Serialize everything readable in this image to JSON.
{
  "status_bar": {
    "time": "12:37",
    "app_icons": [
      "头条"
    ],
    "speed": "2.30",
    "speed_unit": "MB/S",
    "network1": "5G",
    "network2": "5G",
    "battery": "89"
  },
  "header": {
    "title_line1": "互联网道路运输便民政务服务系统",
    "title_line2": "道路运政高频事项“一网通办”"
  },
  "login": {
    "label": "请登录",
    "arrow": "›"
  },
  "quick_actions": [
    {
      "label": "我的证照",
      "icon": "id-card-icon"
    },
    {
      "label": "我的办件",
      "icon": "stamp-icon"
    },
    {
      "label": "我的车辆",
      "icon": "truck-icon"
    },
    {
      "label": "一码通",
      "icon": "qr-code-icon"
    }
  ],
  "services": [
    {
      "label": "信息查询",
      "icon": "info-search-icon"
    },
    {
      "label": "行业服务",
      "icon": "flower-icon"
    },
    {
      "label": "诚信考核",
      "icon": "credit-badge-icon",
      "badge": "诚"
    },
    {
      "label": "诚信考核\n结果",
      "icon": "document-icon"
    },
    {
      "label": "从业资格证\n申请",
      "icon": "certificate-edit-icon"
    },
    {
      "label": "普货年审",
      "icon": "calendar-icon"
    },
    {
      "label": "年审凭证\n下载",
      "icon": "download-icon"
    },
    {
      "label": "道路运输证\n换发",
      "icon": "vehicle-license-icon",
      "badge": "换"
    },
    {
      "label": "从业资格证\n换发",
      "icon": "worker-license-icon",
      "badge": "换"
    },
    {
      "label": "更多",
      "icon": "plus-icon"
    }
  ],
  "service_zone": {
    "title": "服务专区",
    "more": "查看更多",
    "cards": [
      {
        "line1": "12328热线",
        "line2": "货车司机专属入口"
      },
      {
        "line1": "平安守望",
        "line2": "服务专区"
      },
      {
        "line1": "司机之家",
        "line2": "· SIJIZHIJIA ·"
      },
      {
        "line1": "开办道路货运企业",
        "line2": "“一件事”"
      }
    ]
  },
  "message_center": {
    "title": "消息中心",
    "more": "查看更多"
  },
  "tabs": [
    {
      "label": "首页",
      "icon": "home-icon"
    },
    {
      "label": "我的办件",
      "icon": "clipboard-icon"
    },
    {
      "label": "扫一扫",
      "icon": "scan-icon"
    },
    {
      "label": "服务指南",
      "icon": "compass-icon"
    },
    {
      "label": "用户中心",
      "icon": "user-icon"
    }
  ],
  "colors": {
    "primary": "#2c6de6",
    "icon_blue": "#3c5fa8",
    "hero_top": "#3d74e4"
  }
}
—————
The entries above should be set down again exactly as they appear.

● **Answer to the problem**
Serialize everything readable in this image to JSON.
{
  "status_bar": {
    "time": "12:37",
    "app_icons": [
      "头条"
    ],
    "speed": "2.30",
    "speed_unit": "MB/S",
    "network1": "5G",
    "network2": "5G",
    "battery": "89"
  },
  "header": {
    "title_line1": "互联网道路运输便民政务服务系统",
    "title_line2": "道路运政高频事项“一网通办”"
  },
  "login": {
    "label": "请登录",
    "arrow": "›"
  },
  "quick_actions": [
    {
      "label": "我的证照",
      "icon": "id-card-icon"
    },
    {
      "label": "我的办件",
      "icon": "stamp-icon"
    },
    {
      "label": "我的车辆",
      "icon": "truck-icon"
    },
    {
      "label": "一码通",
      "icon": "qr-code-icon"
    }
  ],
  "services": [
    {
      "label": "信息查询",
      "icon": "info-search-icon"
    },
    {
      "label": "行业服务",
      "icon": "flower-icon"
    },
    {
      "label": "诚信考核",
      "icon": "credit-badge-icon",
      "badge": "诚"
    },
    {
      "label": "诚信考核\n结果",
      "icon": "document-icon"
    },
    {
      "label": "从业资格证\n申请",
      "icon": "certificate-edit-icon"
    },
    {
      "label": "普货年审",
      "icon": "calendar-icon"
    },
    {
      "label": "年审凭证\n下载",
      "icon": "download-icon"
    },
    {
      "label": "道路运输证\n换发",
      "icon": "vehicle-license-icon",
      "badge": "换"
    },
    {
      "label": "从业资格证\n换发",
      "icon": "worker-license-icon",
      "badge": "换"
    },
    {
      "label": "更多",
      "icon": "plus-icon"
    }
  ],
  "service_zone": {
    "title": "服务专区",
    "more": "查看更多",
    "cards": [
      {
        "line1": "12328热线",
        "line2": "货车司机专属入口"
      },
      {
        "line1": "平安守望",
        "line2": "服务专区"
      },
      {
        "line1": "司机之家",
        "line2": "· SIJIZHIJIA ·"
      },
      {
        "line1": "开办道路货运企业",
        "line2": "“一件事”"
      }
    ]
  },
  "message_center": {
    "title": "消息中心",
    "more": "查看更多"
  },
  "tabs": [
    {
      "label": "首页",
      "icon": "home-icon"
    },
    {
      "label": "我的办件",
      "icon": "clipboard-icon"
    },
    {
      "label": "扫一扫",
      "icon": "scan-icon"
    },
    {
      "label": "服务指南",
      "icon": "compass-icon"
    },
    {
      "label": "用户中心",
      "icon": "user-icon"
    }
  ],
  "colors": {
    "primary": "#2c6de6",
    "icon_blue": "#3c5fa8",
    "hero_top": "#3d74e4"
  }
}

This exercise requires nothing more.